deGrom was just okay in his last start at Cincinnati, but with his five strikeouts in that game, he established a career high with 206 for the season. New York’s ace is now just 13 innings and one win away from personal bests in those categories as well, so we could see some history this week. Even though his ERA is as high as it’s ever been, 2017 has been a banner season for deGrom, as he’s shown he has the durability and stamina to be a top pitcher in baseball.
Wednesday, September 6: Nick Pivetta vs. Mystery Starter, 7:10 p.m. on SNY
Pivetta: 106.0 IP, 112 K, 48 BB, 21 HR, 6.28 ERA, 5.04 FIP, 1.54 WHIP
Of all the young Philadelphia hurlers, Pivetta might have the best strikeout stuff, but he’s been killed by home runs and walks this year. The Canadian right-hander dominated Triple-A in April and May by only allowing two walks and one home run over five starts, but that success hasn’t been consistent in the majors. Likewise, Pivetta has had mixed results against the Mets, allowing just one hit — of course, a home run — in seven innings on July 2 before getting blasted for six runs in four-and-two-thirds on August 11.

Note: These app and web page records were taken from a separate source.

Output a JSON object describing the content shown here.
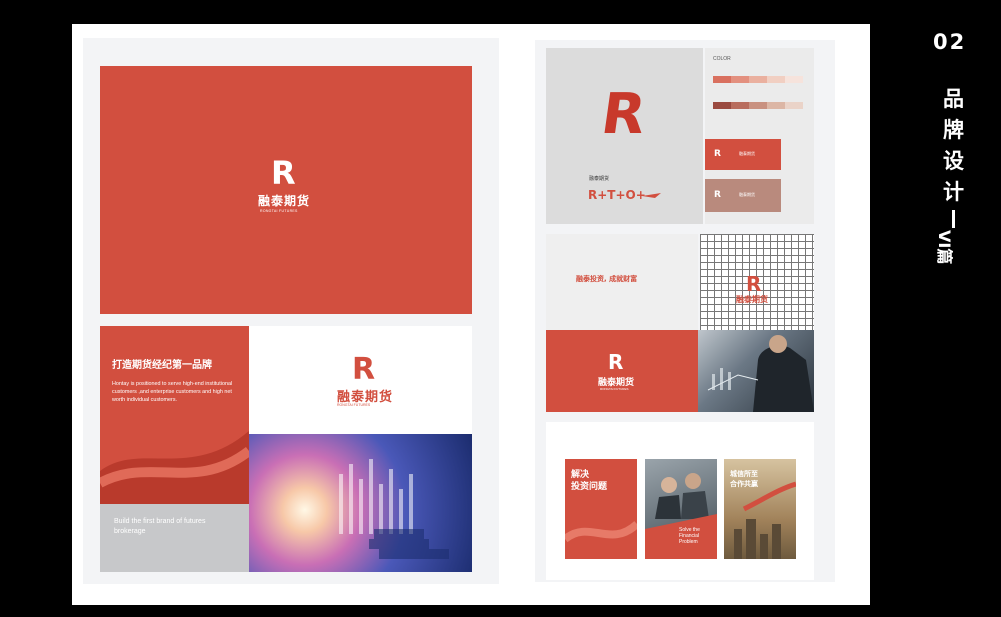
{
  "side_title": {
    "number": "02",
    "chars": [
      "品",
      "牌",
      "设",
      "计"
    ],
    "dash": "—",
    "sub": "VI篇"
  },
  "brand": {
    "logo_letter": "R",
    "name_cn": "融泰期货",
    "name_en": "RONGTAI FUTURES"
  },
  "left_panel": {
    "tagline": "打造期货经纪第一品牌",
    "description": "Hontay is positioned to serve high-end institutional customers ,and enterprise customers and high net worth individual customers.",
    "english_slogan": "Build the first brand of futures brokerage"
  },
  "right_panel": {
    "color_label": "COLOR",
    "brand_small_label": "融泰期货",
    "rto_text": "R+T+O+",
    "card_labels": [
      "融泰期货",
      "融泰期货"
    ],
    "slogan": "融泰投资, 成就财富",
    "posters": [
      {
        "title": "解决\n投资问题",
        "subtitle": ""
      },
      {
        "title": "",
        "subtitle": "Solve the\nFinancial\nProblem"
      },
      {
        "title": "城信所至\n合作共赢",
        "subtitle": ""
      }
    ]
  },
  "colors": {
    "brand_red": "#d24f3f",
    "swatches_row1": [
      "#d9705f",
      "#e3907f",
      "#eab09f",
      "#f1cfc2",
      "#f6e3dc"
    ],
    "swatches_row2": [
      "#9a4a40",
      "#b86d5e",
      "#c99180",
      "#dcb6a5",
      "#ead3c8"
    ]
  }
}
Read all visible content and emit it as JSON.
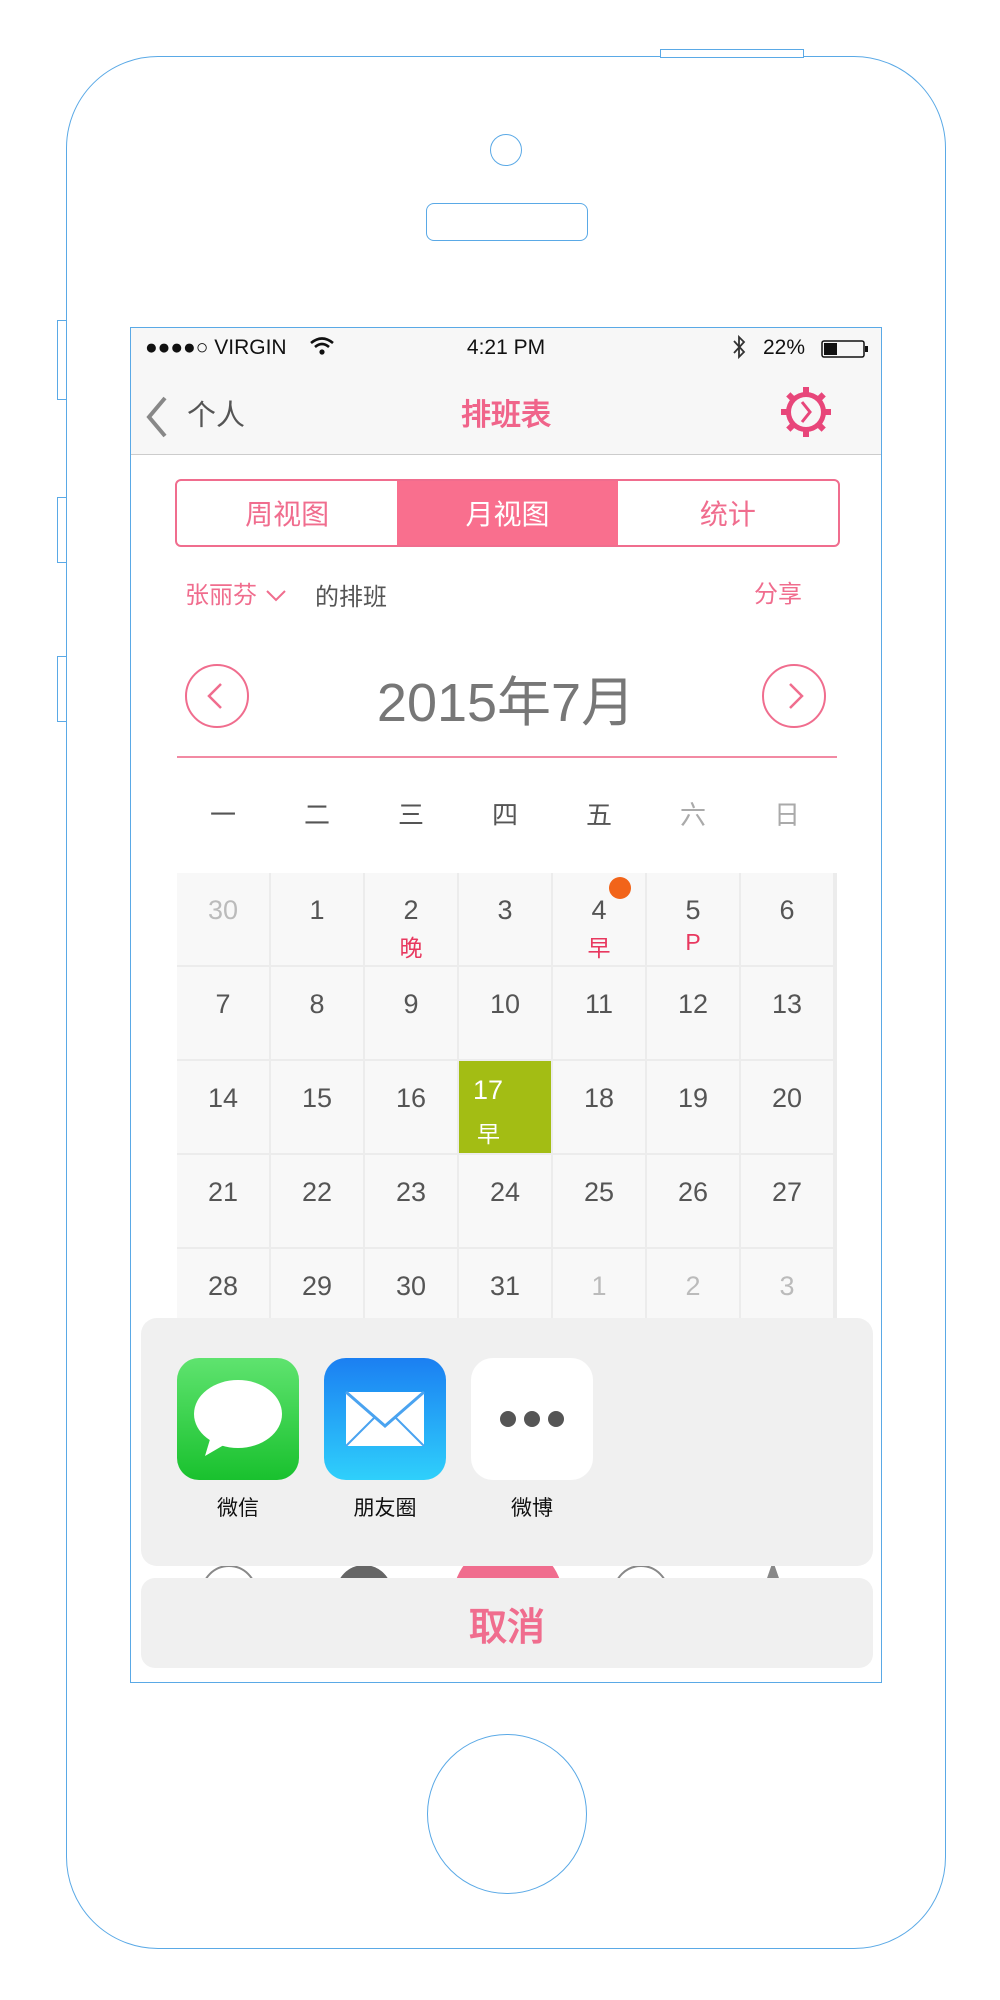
{
  "status_bar": {
    "carrier": "●●●●○ VIRGIN",
    "time": "4:21 PM",
    "battery_percent": "22%",
    "battery_level": 0.22
  },
  "nav": {
    "back_label": "个人",
    "title": "排班表",
    "settings_icon": "gear-clock-icon"
  },
  "segments": [
    {
      "label": "周视图",
      "active": false
    },
    {
      "label": "月视图",
      "active": true
    },
    {
      "label": "统计",
      "active": false
    }
  ],
  "schedule_owner": {
    "name": "张丽芬",
    "suffix": "的排班",
    "share_label": "分享"
  },
  "month": {
    "title": "2015年7月",
    "weekdays": [
      "一",
      "二",
      "三",
      "四",
      "五",
      "六",
      "日"
    ],
    "days": [
      {
        "n": "30",
        "muted": true
      },
      {
        "n": "1"
      },
      {
        "n": "2",
        "shift": "晚"
      },
      {
        "n": "3"
      },
      {
        "n": "4",
        "shift": "早",
        "dot": true
      },
      {
        "n": "5",
        "shift": "P"
      },
      {
        "n": "6"
      },
      {
        "n": "7"
      },
      {
        "n": "8"
      },
      {
        "n": "9"
      },
      {
        "n": "10"
      },
      {
        "n": "11"
      },
      {
        "n": "12"
      },
      {
        "n": "13"
      },
      {
        "n": "14"
      },
      {
        "n": "15"
      },
      {
        "n": "16"
      },
      {
        "n": "17",
        "shift": "早",
        "today": true
      },
      {
        "n": "18"
      },
      {
        "n": "19"
      },
      {
        "n": "20"
      },
      {
        "n": "21"
      },
      {
        "n": "22"
      },
      {
        "n": "23"
      },
      {
        "n": "24"
      },
      {
        "n": "25"
      },
      {
        "n": "26"
      },
      {
        "n": "27"
      },
      {
        "n": "28"
      },
      {
        "n": "29"
      },
      {
        "n": "30"
      },
      {
        "n": "31"
      },
      {
        "n": "1",
        "muted": true
      },
      {
        "n": "2",
        "muted": true
      },
      {
        "n": "3",
        "muted": true
      }
    ]
  },
  "share_sheet": {
    "items": [
      {
        "label": "微信",
        "icon": "messages-icon"
      },
      {
        "label": "朋友圈",
        "icon": "mail-icon"
      },
      {
        "label": "微博",
        "icon": "more-icon"
      }
    ],
    "cancel_label": "取消"
  },
  "colors": {
    "accent": "#f06d8e",
    "today": "#a3bd14",
    "notification_dot": "#f26419",
    "frame": "#5aa9e6"
  }
}
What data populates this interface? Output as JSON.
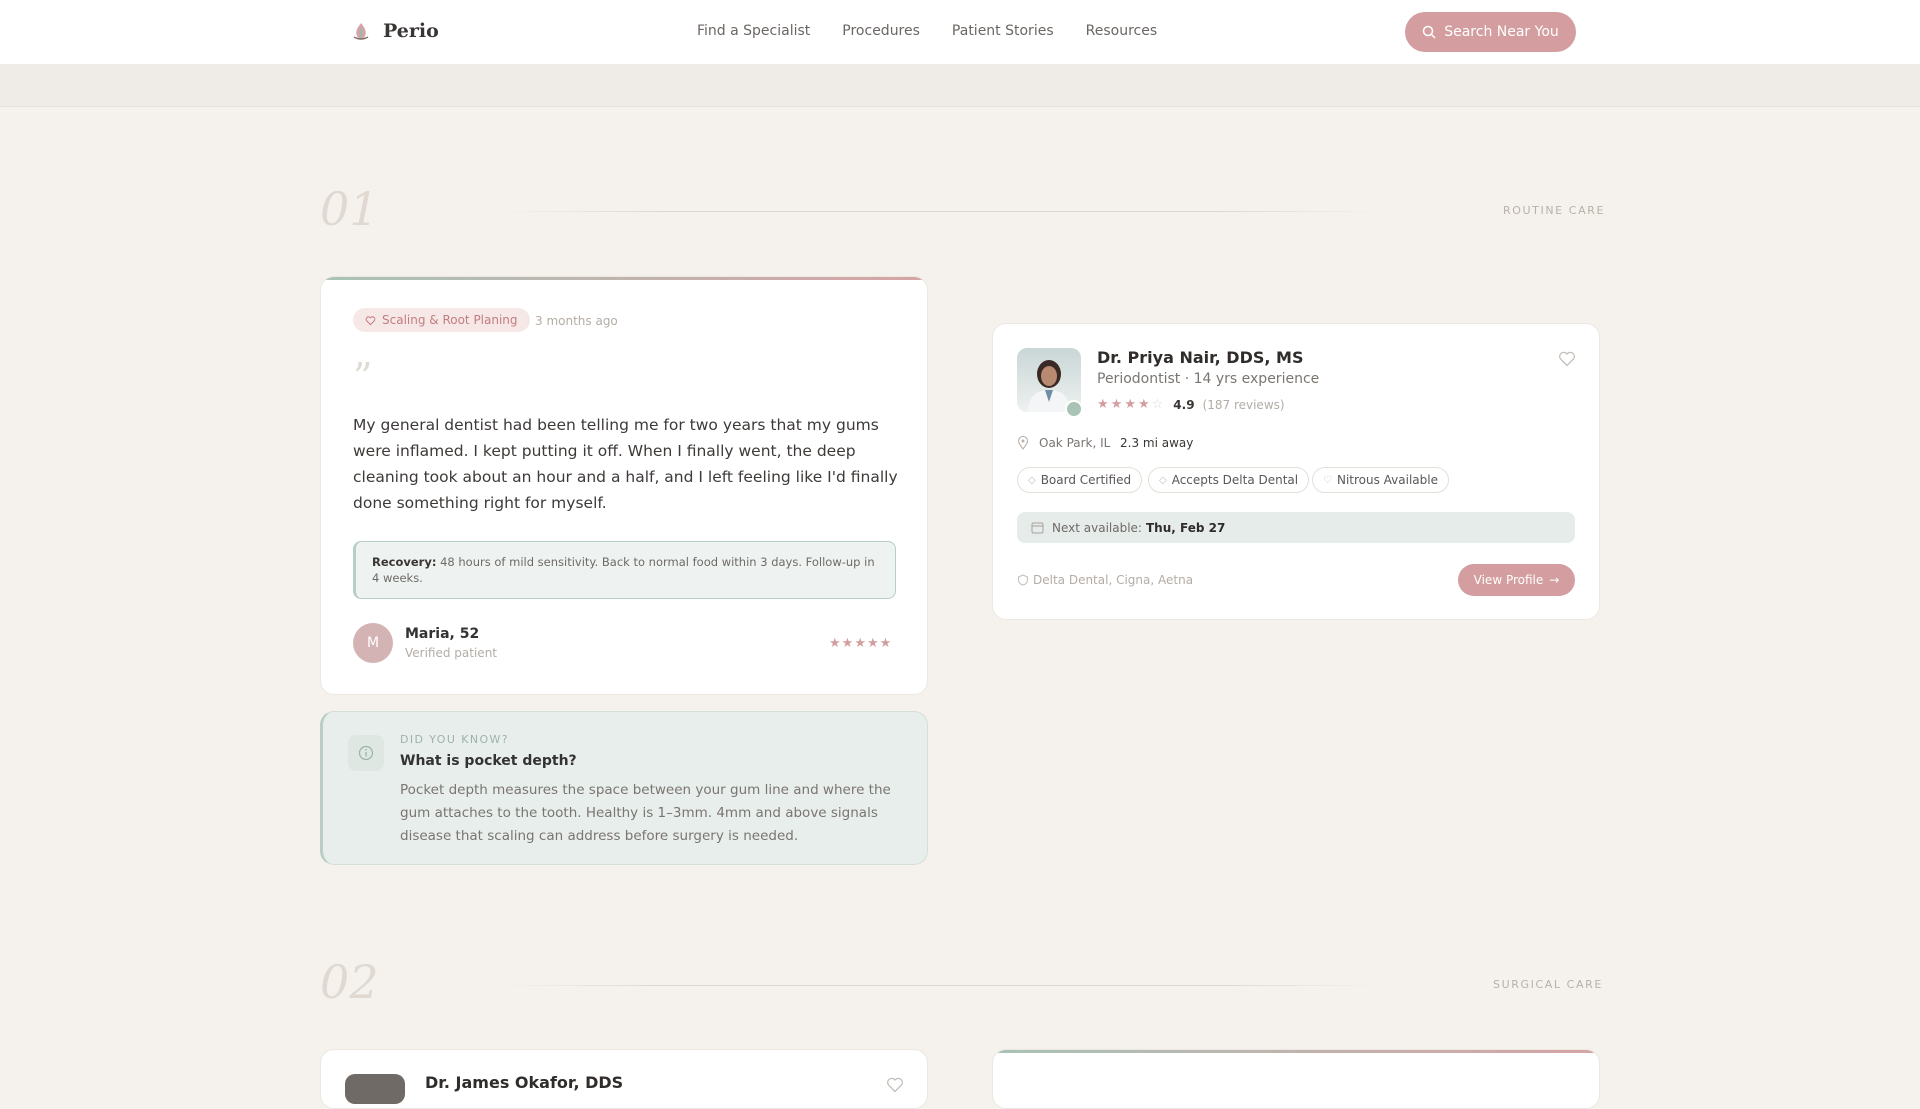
{
  "header": {
    "brand": "Perio",
    "nav": [
      "Find a Specialist",
      "Procedures",
      "Patient Stories",
      "Resources"
    ],
    "search_button": "Search Near You"
  },
  "sections": [
    {
      "number": "01",
      "label": "ROUTINE CARE"
    },
    {
      "number": "02",
      "label": "SURGICAL CARE"
    }
  ],
  "story": {
    "procedure_tag": "Scaling & Root Planing",
    "time_ago": "3 months ago",
    "quote_mark": "”",
    "text": "My general dentist had been telling me for two years that my gums were inflamed. I kept putting it off. When I finally went, the deep cleaning took about an hour and a half, and I left feeling like I'd finally done something right for myself.",
    "recovery_label": "Recovery:",
    "recovery_text": "48 hours of mild sensitivity. Back to normal food within 3 days. Follow-up in 4 weeks.",
    "author_initial": "M",
    "author_name": "Maria, 52",
    "author_status": "Verified patient",
    "rating": 5
  },
  "did_you_know": {
    "eyebrow": "DID YOU KNOW?",
    "title": "What is pocket depth?",
    "body": "Pocket depth measures the space between your gum line and where the gum attaches to the tooth. Healthy is 1–3mm. 4mm and above signals disease that scaling can address before surgery is needed."
  },
  "doctor": {
    "name": "Dr. Priya Nair, DDS, MS",
    "specialty": "Periodontist · 14 yrs experience",
    "rating_value": "4.9",
    "reviews": "(187 reviews)",
    "stars_filled": 4,
    "location": "Oak Park, IL",
    "distance": "2.3 mi away",
    "chips": [
      "Board Certified",
      "Accepts Delta Dental",
      "Nitrous Available"
    ],
    "next_available_label": "Next available:",
    "next_available_date": "Thu, Feb 27",
    "insurance": "Delta Dental, Cigna, Aetna",
    "view_profile": "View Profile"
  },
  "doctor2_partial": {
    "name": "Dr. James Okafor, DDS"
  },
  "colors": {
    "accent": "#d49ea0",
    "sage": "#a9c3b7",
    "background": "#f5f2ee"
  }
}
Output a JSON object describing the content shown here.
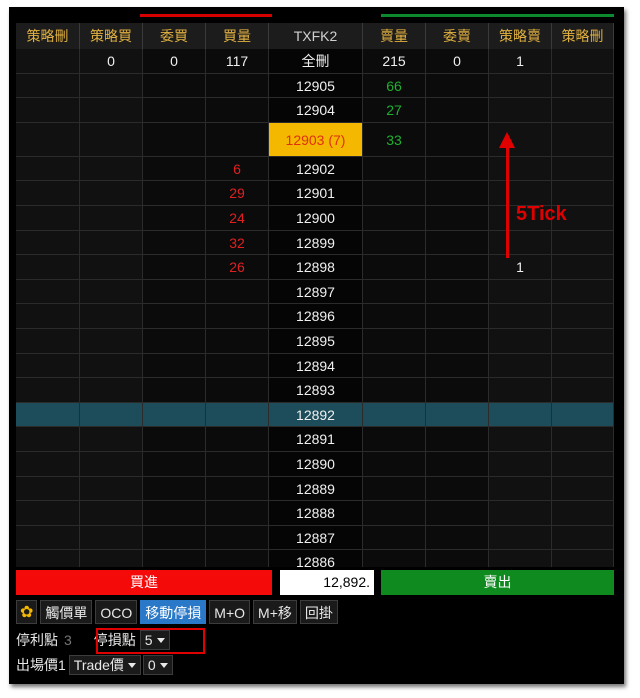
{
  "header": {
    "columns": [
      "策略刪",
      "策略買",
      "委買",
      "買量",
      "TXFK2",
      "賣量",
      "委賣",
      "策略賣",
      "策略刪"
    ]
  },
  "rows": [
    {
      "c": [
        "",
        "0",
        "0",
        "117",
        "全刪",
        "215",
        "0",
        "1",
        ""
      ],
      "color": [
        "",
        "",
        "",
        "",
        "",
        "",
        "",
        "",
        ""
      ]
    },
    {
      "c": [
        "",
        "",
        "",
        "",
        "12905",
        "66",
        "",
        "",
        ""
      ],
      "color": [
        "",
        "",
        "",
        "",
        "",
        "green",
        "",
        "",
        ""
      ]
    },
    {
      "c": [
        "",
        "",
        "",
        "",
        "12904",
        "27",
        "",
        "",
        ""
      ],
      "color": [
        "",
        "",
        "",
        "",
        "",
        "green",
        "",
        "",
        ""
      ]
    },
    {
      "c": [
        "",
        "",
        "",
        "",
        "12903 (7)",
        "33",
        "",
        "",
        ""
      ],
      "color": [
        "",
        "",
        "",
        "",
        "",
        "green",
        "",
        "",
        ""
      ],
      "current": true
    },
    {
      "c": [
        "",
        "",
        "",
        "6",
        "12902",
        "",
        "",
        "",
        ""
      ],
      "color": [
        "",
        "",
        "",
        "red",
        "",
        "",
        "",
        "",
        ""
      ]
    },
    {
      "c": [
        "",
        "",
        "",
        "29",
        "12901",
        "",
        "",
        "",
        ""
      ],
      "color": [
        "",
        "",
        "",
        "red",
        "",
        "",
        "",
        "",
        ""
      ]
    },
    {
      "c": [
        "",
        "",
        "",
        "24",
        "12900",
        "",
        "",
        "",
        ""
      ],
      "color": [
        "",
        "",
        "",
        "red",
        "",
        "",
        "",
        "",
        ""
      ]
    },
    {
      "c": [
        "",
        "",
        "",
        "32",
        "12899",
        "",
        "",
        "",
        ""
      ],
      "color": [
        "",
        "",
        "",
        "red",
        "",
        "",
        "",
        "",
        ""
      ]
    },
    {
      "c": [
        "",
        "",
        "",
        "26",
        "12898",
        "",
        "",
        "1",
        ""
      ],
      "color": [
        "",
        "",
        "",
        "red",
        "",
        "",
        "",
        "",
        ""
      ]
    },
    {
      "c": [
        "",
        "",
        "",
        "",
        "12897",
        "",
        "",
        "",
        ""
      ]
    },
    {
      "c": [
        "",
        "",
        "",
        "",
        "12896",
        "",
        "",
        "",
        ""
      ]
    },
    {
      "c": [
        "",
        "",
        "",
        "",
        "12895",
        "",
        "",
        "",
        ""
      ]
    },
    {
      "c": [
        "",
        "",
        "",
        "",
        "12894",
        "",
        "",
        "",
        ""
      ]
    },
    {
      "c": [
        "",
        "",
        "",
        "",
        "12893",
        "",
        "",
        "",
        ""
      ]
    },
    {
      "c": [
        "",
        "",
        "",
        "",
        "12892",
        "",
        "",
        "",
        ""
      ],
      "selected": true
    },
    {
      "c": [
        "",
        "",
        "",
        "",
        "12891",
        "",
        "",
        "",
        ""
      ]
    },
    {
      "c": [
        "",
        "",
        "",
        "",
        "12890",
        "",
        "",
        "",
        ""
      ]
    },
    {
      "c": [
        "",
        "",
        "",
        "",
        "12889",
        "",
        "",
        "",
        ""
      ]
    },
    {
      "c": [
        "",
        "",
        "",
        "",
        "12888",
        "",
        "",
        "",
        ""
      ]
    },
    {
      "c": [
        "",
        "",
        "",
        "",
        "12887",
        "",
        "",
        "",
        ""
      ]
    },
    {
      "c": [
        "",
        "",
        "",
        "",
        "12886",
        "",
        "",
        "",
        ""
      ]
    }
  ],
  "annotation": {
    "label": "5Tick",
    "color": "#e00000"
  },
  "order_bar": {
    "buy_label": "買進",
    "price_value": "12,892.",
    "sell_label": "賣出"
  },
  "toolbar": {
    "items": [
      {
        "label": "觸價單",
        "active": false
      },
      {
        "label": "OCO",
        "active": false
      },
      {
        "label": "移動停損",
        "active": true
      },
      {
        "label": "M+O",
        "active": false
      },
      {
        "label": "M+移",
        "active": false
      },
      {
        "label": "回掛",
        "active": false
      }
    ]
  },
  "settings": {
    "take_profit_label": "停利點",
    "take_profit_value": "3",
    "stop_loss_label": "停損點",
    "stop_loss_value": "5",
    "exit_label": "出場價1",
    "exit_type": "Trade價",
    "exit_offset": "0"
  },
  "colors": {
    "buy": "#f50a0a",
    "sell": "#0e8a1e",
    "header_text": "#e0b040",
    "current_price_bg": "#f5b800"
  }
}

Mystery Starter: Since Matt Harvey had his Friday start bumped to Saturday due to Hurricane Harvey, we’ll probably see Tommy Milone step in on Wednesday and allow everyone to get their proper rest. Although Milone pitched more innings than Harvey by piggybacking during Game 1 of the Saturday doubleheader, the journeyman only threw 40 pitches compared to Harvey’s 70. The lefty has only avoided the home run ball in three appearances this year, but one of those came in his most recent start on August 27 against Washington.
Prediction: Mets win two of three.
How will the Mets fare this week against the Phillies?
This poll is closed
It’s okay to wear white after Labor Day if you come away with a sweep!
Win two of three.
Win one of three.
This is what we get for laboring on Labor Day.